╔══

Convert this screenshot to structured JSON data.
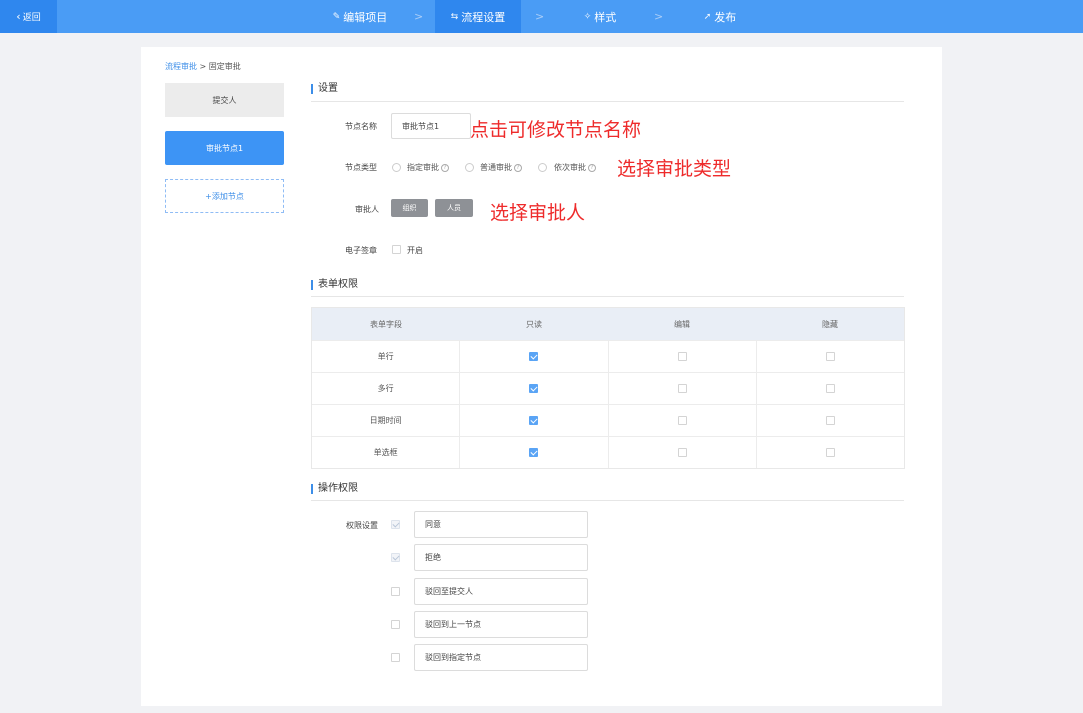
{
  "topbar": {
    "back_label": "返回",
    "steps": [
      {
        "label": "编辑项目",
        "icon": "edit-icon"
      },
      {
        "label": "流程设置",
        "icon": "flow-icon"
      },
      {
        "label": "样式",
        "icon": "style-icon"
      },
      {
        "label": "发布",
        "icon": "send-icon"
      }
    ],
    "separator": ">",
    "active_step": "流程设置",
    "accent_color": "#4a9cf5"
  },
  "breadcrumb": {
    "parent": "流程审批",
    "sep": ">",
    "current": "固定审批"
  },
  "nodes": {
    "submitter": "提交人",
    "approval": "审批节点1",
    "add": "+添加节点"
  },
  "settings": {
    "title": "设置",
    "node_name_label": "节点名称",
    "node_name_value": "审批节点1",
    "node_type_label": "节点类型",
    "node_types": [
      "指定审批",
      "普通审批",
      "依次审批"
    ],
    "approver_label": "审批人",
    "approver_buttons": [
      "组织",
      "人员"
    ],
    "esign_label": "电子签章",
    "esign_option": "开启"
  },
  "annotations": {
    "node_name_hint": "点击可修改节点名称",
    "node_type_hint": "选择审批类型",
    "approver_hint": "选择审批人"
  },
  "form_permissions": {
    "title": "表单权限",
    "columns": [
      "表单字段",
      "只读",
      "编辑",
      "隐藏"
    ],
    "rows": [
      {
        "field": "单行",
        "readonly": true,
        "edit": false,
        "hidden": false
      },
      {
        "field": "多行",
        "readonly": true,
        "edit": false,
        "hidden": false
      },
      {
        "field": "日期时间",
        "readonly": true,
        "edit": false,
        "hidden": false
      },
      {
        "field": "单选框",
        "readonly": true,
        "edit": false,
        "hidden": false
      }
    ]
  },
  "operation_permissions": {
    "title": "操作权限",
    "label": "权限设置",
    "options": [
      {
        "label": "同意",
        "checked": true
      },
      {
        "label": "拒绝",
        "checked": true
      },
      {
        "label": "驳回至提交人",
        "checked": false
      },
      {
        "label": "驳回到上一节点",
        "checked": false
      },
      {
        "label": "驳回到指定节点",
        "checked": false
      }
    ]
  }
}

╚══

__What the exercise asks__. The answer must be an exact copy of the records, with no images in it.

__Output for this task__.
Convert this screenshot to structured JSON data.
{
  "topbar": {
    "back_label": "返回",
    "steps": [
      {
        "label": "编辑项目",
        "icon": "edit-icon"
      },
      {
        "label": "流程设置",
        "icon": "flow-icon"
      },
      {
        "label": "样式",
        "icon": "style-icon"
      },
      {
        "label": "发布",
        "icon": "send-icon"
      }
    ],
    "separator": ">",
    "active_step": "流程设置",
    "accent_color": "#4a9cf5"
  },
  "breadcrumb": {
    "parent": "流程审批",
    "sep": ">",
    "current": "固定审批"
  },
  "nodes": {
    "submitter": "提交人",
    "approval": "审批节点1",
    "add": "+添加节点"
  },
  "settings": {
    "title": "设置",
    "node_name_label": "节点名称",
    "node_name_value": "审批节点1",
    "node_type_label": "节点类型",
    "node_types": [
      "指定审批",
      "普通审批",
      "依次审批"
    ],
    "approver_label": "审批人",
    "approver_buttons": [
      "组织",
      "人员"
    ],
    "esign_label": "电子签章",
    "esign_option": "开启"
  },
  "annotations": {
    "node_name_hint": "点击可修改节点名称",
    "node_type_hint": "选择审批类型",
    "approver_hint": "选择审批人"
  },
  "form_permissions": {
    "title": "表单权限",
    "columns": [
      "表单字段",
      "只读",
      "编辑",
      "隐藏"
    ],
    "rows": [
      {
        "field": "单行",
        "readonly": true,
        "edit": false,
        "hidden": false
      },
      {
        "field": "多行",
        "readonly": true,
        "edit": false,
        "hidden": false
      },
      {
        "field": "日期时间",
        "readonly": true,
        "edit": false,
        "hidden": false
      },
      {
        "field": "单选框",
        "readonly": true,
        "edit": false,
        "hidden": false
      }
    ]
  },
  "operation_permissions": {
    "title": "操作权限",
    "label": "权限设置",
    "options": [
      {
        "label": "同意",
        "checked": true
      },
      {
        "label": "拒绝",
        "checked": true
      },
      {
        "label": "驳回至提交人",
        "checked": false
      },
      {
        "label": "驳回到上一节点",
        "checked": false
      },
      {
        "label": "驳回到指定节点",
        "checked": false
      }
    ]
  }
}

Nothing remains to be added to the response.